» Exercise details: The answer must be every line of the records in which the string "screenshot" appears.

Entries from a dataset of interfaces:

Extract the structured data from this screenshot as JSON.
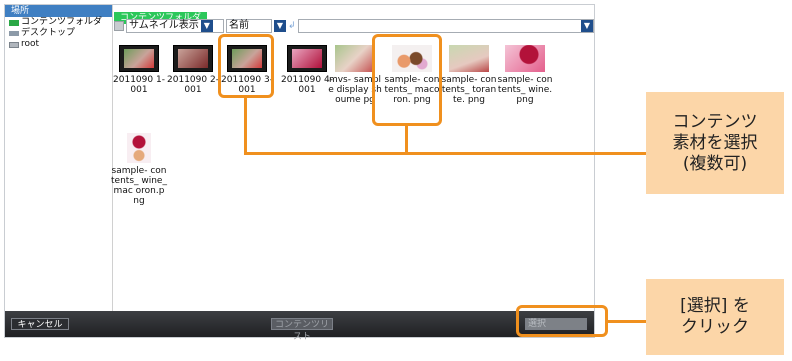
{
  "sidebar": {
    "header": "場所",
    "items": [
      {
        "label": "コンテンツフォルダ",
        "icon": "folder-icon"
      },
      {
        "label": "デスクトップ",
        "icon": "desktop-icon"
      },
      {
        "label": "root",
        "icon": "drive-icon"
      }
    ]
  },
  "tab": {
    "label": "コンテンツフォルダ"
  },
  "toolbar": {
    "view_mode": "サムネイル表示",
    "sort": "名前",
    "path": ""
  },
  "files": [
    {
      "name": "2011090 1-001"
    },
    {
      "name": "2011090 2-001"
    },
    {
      "name": "2011090 3-001"
    },
    {
      "name": "2011090 4-001"
    },
    {
      "name": "mvs- sample display shoume pg"
    },
    {
      "name": "sample- contents_ macoron. png"
    },
    {
      "name": "sample- contents_ torante. png"
    },
    {
      "name": "sample- contents_ wine.png"
    },
    {
      "name": "sample- contents_ wine_mac oron.png"
    }
  ],
  "buttons": {
    "cancel": "キャンセル",
    "middle": "コンテンツリスト",
    "select": "選択"
  },
  "callouts": {
    "select_content": [
      "コンテンツ",
      "素材を選択",
      "(複数可)"
    ],
    "click_select": [
      "[選択] を",
      "クリック"
    ]
  },
  "colors": {
    "accent_orange": "#f0901e",
    "callout_bg": "#fcd6a8",
    "tab_green": "#2cc75a",
    "header_blue": "#3f7fc2"
  }
}
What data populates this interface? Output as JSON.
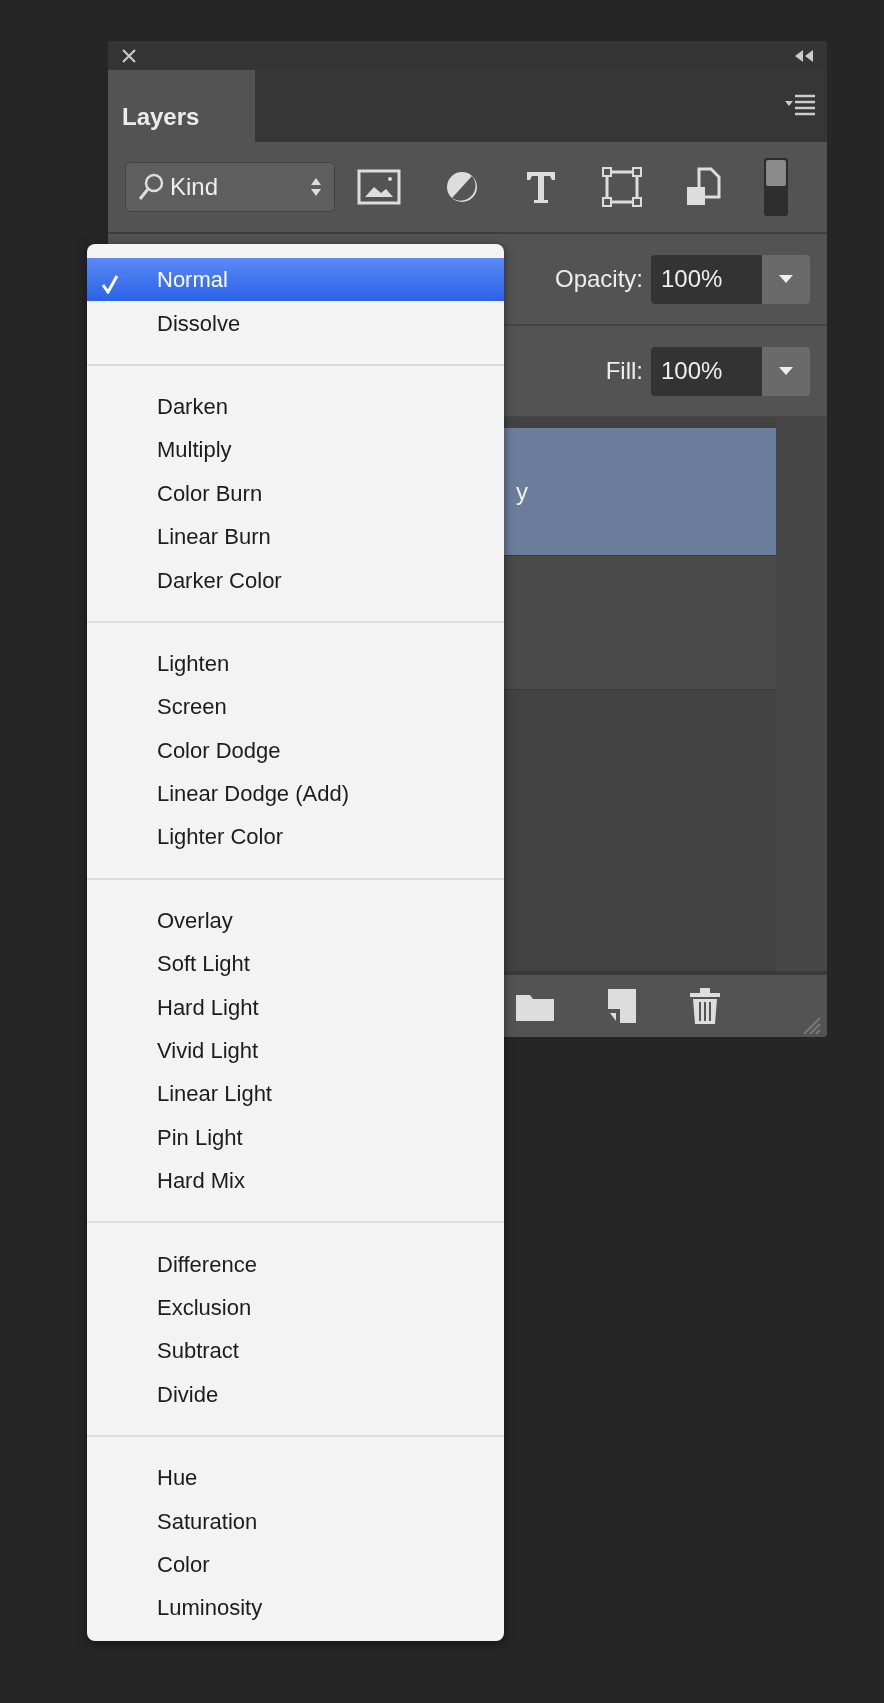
{
  "panel": {
    "tabs": [
      {
        "label": "Layers",
        "selected": true
      }
    ],
    "filter": {
      "value": "Kind"
    },
    "opacity": {
      "label": "Opacity:",
      "value": "100%"
    },
    "fill": {
      "label": "Fill:",
      "value": "100%"
    },
    "layers": [
      {
        "name": "y",
        "selected": true
      },
      {
        "selected": false
      }
    ]
  },
  "blend_menu": {
    "groups": [
      {
        "items": [
          {
            "label": "Normal",
            "selected": true
          },
          {
            "label": "Dissolve",
            "selected": false
          }
        ]
      },
      {
        "items": [
          {
            "label": "Darken",
            "selected": false
          },
          {
            "label": "Multiply",
            "selected": false
          },
          {
            "label": "Color Burn",
            "selected": false
          },
          {
            "label": "Linear Burn",
            "selected": false
          },
          {
            "label": "Darker Color",
            "selected": false
          }
        ]
      },
      {
        "items": [
          {
            "label": "Lighten",
            "selected": false
          },
          {
            "label": "Screen",
            "selected": false
          },
          {
            "label": "Color Dodge",
            "selected": false
          },
          {
            "label": "Linear Dodge (Add)",
            "selected": false
          },
          {
            "label": "Lighter Color",
            "selected": false
          }
        ]
      },
      {
        "items": [
          {
            "label": "Overlay",
            "selected": false
          },
          {
            "label": "Soft Light",
            "selected": false
          },
          {
            "label": "Hard Light",
            "selected": false
          },
          {
            "label": "Vivid Light",
            "selected": false
          },
          {
            "label": "Linear Light",
            "selected": false
          },
          {
            "label": "Pin Light",
            "selected": false
          },
          {
            "label": "Hard Mix",
            "selected": false
          }
        ]
      },
      {
        "items": [
          {
            "label": "Difference",
            "selected": false
          },
          {
            "label": "Exclusion",
            "selected": false
          },
          {
            "label": "Subtract",
            "selected": false
          },
          {
            "label": "Divide",
            "selected": false
          }
        ]
      },
      {
        "items": [
          {
            "label": "Hue",
            "selected": false
          },
          {
            "label": "Saturation",
            "selected": false
          },
          {
            "label": "Color",
            "selected": false
          },
          {
            "label": "Luminosity",
            "selected": false
          }
        ]
      }
    ]
  }
}
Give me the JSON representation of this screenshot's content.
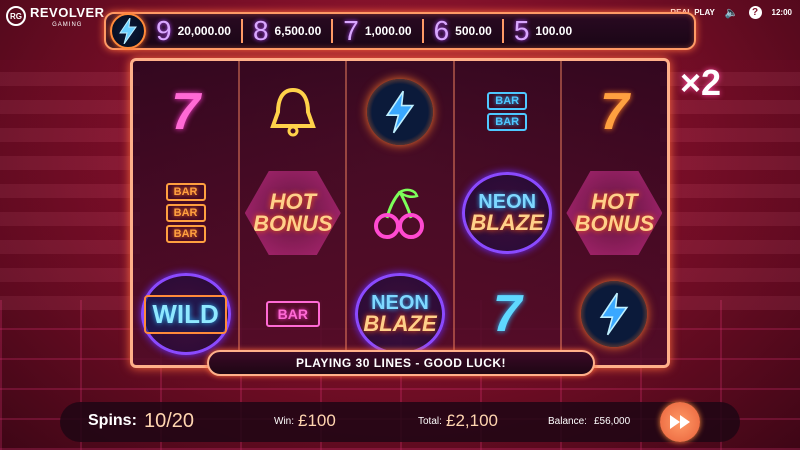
{
  "brand": {
    "mark": "RG",
    "name": "REVOLVER",
    "subtitle": "GAMING"
  },
  "top_right": {
    "mode": "REAL PLAY",
    "help": "?",
    "clock": "12:00"
  },
  "paytable": [
    {
      "count": "9",
      "value": "20,000.00"
    },
    {
      "count": "8",
      "value": "6,500.00"
    },
    {
      "count": "7",
      "value": "1,000.00"
    },
    {
      "count": "6",
      "value": "500.00"
    },
    {
      "count": "5",
      "value": "100.00"
    }
  ],
  "multiplier": "×2",
  "reels": [
    [
      "seven-pink",
      "bar-triple-orange",
      "wild"
    ],
    [
      "bell",
      "hot-bonus",
      "bar-single-pink"
    ],
    [
      "bolt",
      "cherry",
      "neon-blaze"
    ],
    [
      "bar-double-cyan",
      "neon-blaze",
      "seven-cyan"
    ],
    [
      "seven-orange",
      "hot-bonus",
      "bolt"
    ]
  ],
  "symbols": {
    "bar": "BAR",
    "hot": "HOT",
    "bonus": "BONUS",
    "neon": "NEON",
    "blaze": "BLAZE",
    "wild": "WILD"
  },
  "message": "PLAYING 30 LINES - GOOD LUCK!",
  "bottom": {
    "spins_label": "Spins:",
    "spins_value": "10/20",
    "win_label": "Win:",
    "win_value": "£100",
    "total_label": "Total:",
    "total_value": "£2,100",
    "balance_label": "Balance:",
    "balance_value": "£56,000"
  },
  "colors": {
    "accent": "#ff9a66",
    "background": "#7c0f28",
    "neon_pink": "#ff6ad5",
    "neon_cyan": "#4fc8ff"
  }
}
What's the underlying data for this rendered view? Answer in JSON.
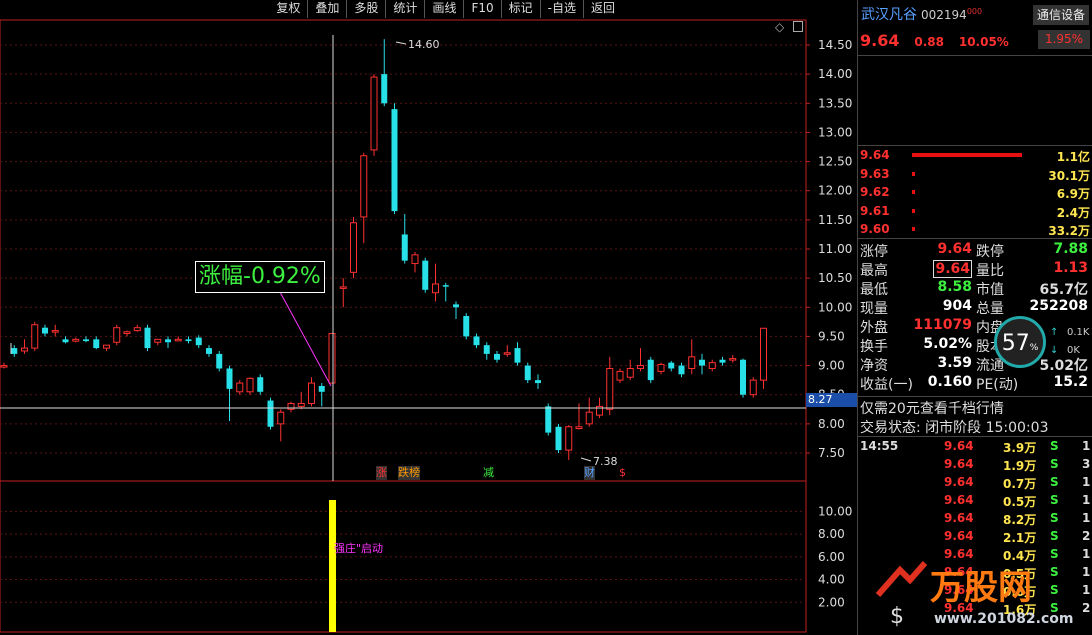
{
  "toolbar": [
    "复权",
    "叠加",
    "多股",
    "统计",
    "画线",
    "F10",
    "标记",
    "-自选",
    "返回"
  ],
  "chart_data": {
    "type": "candlestick",
    "y_axis": [
      "14.50",
      "14.00",
      "13.50",
      "13.00",
      "12.50",
      "12.00",
      "11.50",
      "11.00",
      "10.50",
      "10.00",
      "9.50",
      "9.00",
      "8.50",
      "8.00",
      "7.50"
    ],
    "y_min": 7.25,
    "y_max": 14.75,
    "high_label": "14.60",
    "high_value": 14.6,
    "low_label": "7.38",
    "low_value": 7.38,
    "crosshair_price": "8.27",
    "change_annotation": "涨幅-0.92%",
    "candles": [
      {
        "o": 9.0,
        "h": 9.05,
        "c": 9.0,
        "l": 8.95
      },
      {
        "o": 9.3,
        "h": 9.35,
        "c": 9.2,
        "l": 9.15
      },
      {
        "o": 9.25,
        "h": 9.45,
        "c": 9.3,
        "l": 9.2
      },
      {
        "o": 9.3,
        "h": 9.75,
        "c": 9.7,
        "l": 9.25
      },
      {
        "o": 9.65,
        "h": 9.7,
        "c": 9.55,
        "l": 9.5
      },
      {
        "o": 9.6,
        "h": 9.7,
        "c": 9.6,
        "l": 9.5
      },
      {
        "o": 9.45,
        "h": 9.5,
        "c": 9.4,
        "l": 9.38
      },
      {
        "o": 9.42,
        "h": 9.48,
        "c": 9.45,
        "l": 9.4
      },
      {
        "o": 9.45,
        "h": 9.5,
        "c": 9.42,
        "l": 9.4
      },
      {
        "o": 9.45,
        "h": 9.5,
        "c": 9.3,
        "l": 9.28
      },
      {
        "o": 9.3,
        "h": 9.35,
        "c": 9.35,
        "l": 9.25
      },
      {
        "o": 9.4,
        "h": 9.7,
        "c": 9.65,
        "l": 9.35
      },
      {
        "o": 9.55,
        "h": 9.6,
        "c": 9.58,
        "l": 9.5
      },
      {
        "o": 9.6,
        "h": 9.7,
        "c": 9.65,
        "l": 9.58
      },
      {
        "o": 9.65,
        "h": 9.7,
        "c": 9.3,
        "l": 9.25
      },
      {
        "o": 9.4,
        "h": 9.45,
        "c": 9.45,
        "l": 9.35
      },
      {
        "o": 9.45,
        "h": 9.5,
        "c": 9.4,
        "l": 9.3
      },
      {
        "o": 9.45,
        "h": 9.5,
        "c": 9.45,
        "l": 9.42
      },
      {
        "o": 9.45,
        "h": 9.5,
        "c": 9.42,
        "l": 9.38
      },
      {
        "o": 9.48,
        "h": 9.52,
        "c": 9.35,
        "l": 9.3
      },
      {
        "o": 9.3,
        "h": 9.35,
        "c": 9.2,
        "l": 9.15
      },
      {
        "o": 9.2,
        "h": 9.25,
        "c": 8.95,
        "l": 8.9
      },
      {
        "o": 8.95,
        "h": 9.0,
        "c": 8.6,
        "l": 8.05
      },
      {
        "o": 8.55,
        "h": 8.75,
        "c": 8.7,
        "l": 8.5
      },
      {
        "o": 8.55,
        "h": 8.8,
        "c": 8.78,
        "l": 8.5
      },
      {
        "o": 8.8,
        "h": 8.85,
        "c": 8.55,
        "l": 8.5
      },
      {
        "o": 8.4,
        "h": 8.45,
        "c": 7.95,
        "l": 7.9
      },
      {
        "o": 8.0,
        "h": 8.25,
        "c": 8.2,
        "l": 7.7
      },
      {
        "o": 8.25,
        "h": 8.38,
        "c": 8.35,
        "l": 8.2
      },
      {
        "o": 8.3,
        "h": 8.55,
        "c": 8.35,
        "l": 8.25
      },
      {
        "o": 8.35,
        "h": 8.8,
        "c": 8.7,
        "l": 8.3
      },
      {
        "o": 8.65,
        "h": 8.7,
        "c": 8.55,
        "l": 8.3
      },
      {
        "o": 8.7,
        "h": 9.55,
        "c": 9.55,
        "l": 8.7
      },
      {
        "o": 10.35,
        "h": 10.5,
        "c": 10.35,
        "l": 10.0
      },
      {
        "o": 10.6,
        "h": 11.55,
        "c": 11.45,
        "l": 10.5
      },
      {
        "o": 11.55,
        "h": 12.65,
        "c": 12.6,
        "l": 11.1
      },
      {
        "o": 12.7,
        "h": 14.0,
        "c": 13.95,
        "l": 12.6
      },
      {
        "o": 14.0,
        "h": 14.6,
        "c": 13.5,
        "l": 13.45
      },
      {
        "o": 13.4,
        "h": 13.5,
        "c": 11.65,
        "l": 11.6
      },
      {
        "o": 11.25,
        "h": 11.6,
        "c": 10.8,
        "l": 10.75
      },
      {
        "o": 10.75,
        "h": 10.95,
        "c": 10.9,
        "l": 10.6
      },
      {
        "o": 10.8,
        "h": 10.85,
        "c": 10.3,
        "l": 10.25
      },
      {
        "o": 10.25,
        "h": 10.75,
        "c": 10.4,
        "l": 10.1
      },
      {
        "o": 10.38,
        "h": 10.42,
        "c": 10.36,
        "l": 10.1
      },
      {
        "o": 10.05,
        "h": 10.1,
        "c": 10.0,
        "l": 9.8
      },
      {
        "o": 9.85,
        "h": 9.9,
        "c": 9.5,
        "l": 9.45
      },
      {
        "o": 9.5,
        "h": 9.55,
        "c": 9.35,
        "l": 9.3
      },
      {
        "o": 9.35,
        "h": 9.4,
        "c": 9.2,
        "l": 9.1
      },
      {
        "o": 9.2,
        "h": 9.25,
        "c": 9.1,
        "l": 9.05
      },
      {
        "o": 9.2,
        "h": 9.35,
        "c": 9.22,
        "l": 9.15
      },
      {
        "o": 9.3,
        "h": 9.4,
        "c": 9.05,
        "l": 9.0
      },
      {
        "o": 9.0,
        "h": 9.05,
        "c": 8.75,
        "l": 8.7
      },
      {
        "o": 8.75,
        "h": 8.85,
        "c": 8.7,
        "l": 8.6
      },
      {
        "o": 8.3,
        "h": 8.35,
        "c": 7.85,
        "l": 7.8
      },
      {
        "o": 7.95,
        "h": 8.0,
        "c": 7.55,
        "l": 7.5
      },
      {
        "o": 7.55,
        "h": 7.98,
        "c": 7.95,
        "l": 7.38
      },
      {
        "o": 7.92,
        "h": 8.35,
        "c": 7.95,
        "l": 7.9
      },
      {
        "o": 8.0,
        "h": 8.45,
        "c": 8.2,
        "l": 7.95
      },
      {
        "o": 8.15,
        "h": 8.45,
        "c": 8.3,
        "l": 8.1
      },
      {
        "o": 8.25,
        "h": 9.15,
        "c": 8.95,
        "l": 8.15
      },
      {
        "o": 8.75,
        "h": 8.95,
        "c": 8.9,
        "l": 8.7
      },
      {
        "o": 8.8,
        "h": 9.1,
        "c": 8.95,
        "l": 8.75
      },
      {
        "o": 8.95,
        "h": 9.3,
        "c": 9.0,
        "l": 8.9
      },
      {
        "o": 9.1,
        "h": 9.15,
        "c": 8.75,
        "l": 8.7
      },
      {
        "o": 8.9,
        "h": 9.05,
        "c": 9.02,
        "l": 8.85
      },
      {
        "o": 9.05,
        "h": 9.08,
        "c": 8.95,
        "l": 8.9
      },
      {
        "o": 9.0,
        "h": 9.05,
        "c": 8.85,
        "l": 8.8
      },
      {
        "o": 8.95,
        "h": 9.45,
        "c": 9.15,
        "l": 8.85
      },
      {
        "o": 9.1,
        "h": 9.2,
        "c": 9.0,
        "l": 8.85
      },
      {
        "o": 8.95,
        "h": 9.1,
        "c": 9.05,
        "l": 8.9
      },
      {
        "o": 9.1,
        "h": 9.15,
        "c": 9.05,
        "l": 9.0
      },
      {
        "o": 9.12,
        "h": 9.18,
        "c": 9.12,
        "l": 9.05
      },
      {
        "o": 9.1,
        "h": 9.12,
        "c": 8.5,
        "l": 8.45
      },
      {
        "o": 8.5,
        "h": 8.8,
        "c": 8.75,
        "l": 8.45
      },
      {
        "o": 8.75,
        "h": 9.64,
        "c": 9.64,
        "l": 8.6
      }
    ],
    "signals": [
      {
        "text": "涨",
        "color": "#ff3030",
        "bg": "#333"
      },
      {
        "text": "跌榜",
        "color": "#ff9900",
        "bg": "#333"
      },
      {
        "text": "减",
        "color": "#3df040",
        "bg": "#000"
      },
      {
        "text": "财",
        "color": "#58a0ff",
        "bg": "#333"
      },
      {
        "text": "$",
        "color": "#ff3030",
        "bg": "#000"
      }
    ],
    "indicator": {
      "y_axis": [
        "10.00",
        "8.00",
        "6.00",
        "4.00",
        "2.00"
      ],
      "y_min": 0,
      "y_max": 11,
      "label": "强庄\"启动",
      "bar_value": 11
    }
  },
  "stock": {
    "name": "武汉凡谷",
    "code": "002194",
    "sup": "000",
    "price": "9.64",
    "change": "0.88",
    "pct": "10.05%",
    "comm_button": "通信设备",
    "badge": "1.95%"
  },
  "orderbook": [
    {
      "price": "9.64",
      "vol": "1.1亿",
      "ratio": 1.0
    },
    {
      "price": "9.63",
      "vol": "30.1万",
      "ratio": 0.02
    },
    {
      "price": "9.62",
      "vol": "6.9万",
      "ratio": 0.02
    },
    {
      "price": "9.61",
      "vol": "2.4万",
      "ratio": 0.02
    },
    {
      "price": "9.60",
      "vol": "33.2万",
      "ratio": 0.02
    }
  ],
  "stats": {
    "zt_k": "涨停",
    "zt_v": "9.64",
    "dt_k": "跌停",
    "dt_v": "7.88",
    "zg_k": "最高",
    "zg_v": "9.64",
    "lb_k": "量比",
    "lb_v": "1.13",
    "zd_k": "最低",
    "zd_v": "8.58",
    "sz_k": "市值",
    "sz_v": "65.7亿",
    "xl_k": "现量",
    "xl_v": "904",
    "zl_k": "总量",
    "zl_v": "252208",
    "wp_k": "外盘",
    "wp_v": "111079",
    "np_k": "内盘",
    "hs_k": "换手",
    "hs_v": "5.02%",
    "gb_k": "股本",
    "jz_k": "净资",
    "jz_v": "3.59",
    "lt_k": "流通",
    "lt_v": "5.02亿",
    "sy_k": "收益(一)",
    "sy_v": "0.160",
    "pe_k": "PE(动)",
    "pe_v": "15.2"
  },
  "gauge": {
    "value": "57",
    "unit": "%",
    "up": "0.1K",
    "down": "0K"
  },
  "notice": "仅需20元查看千档行情",
  "status": "交易状态: 闭市阶段 15:00:03",
  "ticks": [
    {
      "time": "14:55",
      "price": "9.64",
      "vol": "3.9万",
      "side": "S",
      "n": "1"
    },
    {
      "time": "",
      "price": "9.64",
      "vol": "1.9万",
      "side": "S",
      "n": "3"
    },
    {
      "time": "",
      "price": "9.64",
      "vol": "0.7万",
      "side": "S",
      "n": "1"
    },
    {
      "time": "",
      "price": "9.64",
      "vol": "0.5万",
      "side": "S",
      "n": "1"
    },
    {
      "time": "",
      "price": "9.64",
      "vol": "8.2万",
      "side": "S",
      "n": "1"
    },
    {
      "time": "",
      "price": "9.64",
      "vol": "2.1万",
      "side": "S",
      "n": "2"
    },
    {
      "time": "",
      "price": "9.64",
      "vol": "0.4万",
      "side": "S",
      "n": "1"
    },
    {
      "time": "",
      "price": "9.64",
      "vol": "0.5万",
      "side": "S",
      "n": "1"
    },
    {
      "time": "",
      "price": "9.64",
      "vol": "0.6万",
      "side": "S",
      "n": "1"
    },
    {
      "time": "",
      "price": "9.64",
      "vol": "1.6万",
      "side": "S",
      "n": "2"
    }
  ],
  "watermark": {
    "text": "万股网",
    "url": "www.201082.com"
  },
  "colors": {
    "up": "#ff3030",
    "down": "#28e0e8",
    "grid": "#5a1414",
    "axis": "#c02020"
  }
}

» Response below:
Extract the structured data from this screenshot as JSON.
Give me the JSON representation of this screenshot's content.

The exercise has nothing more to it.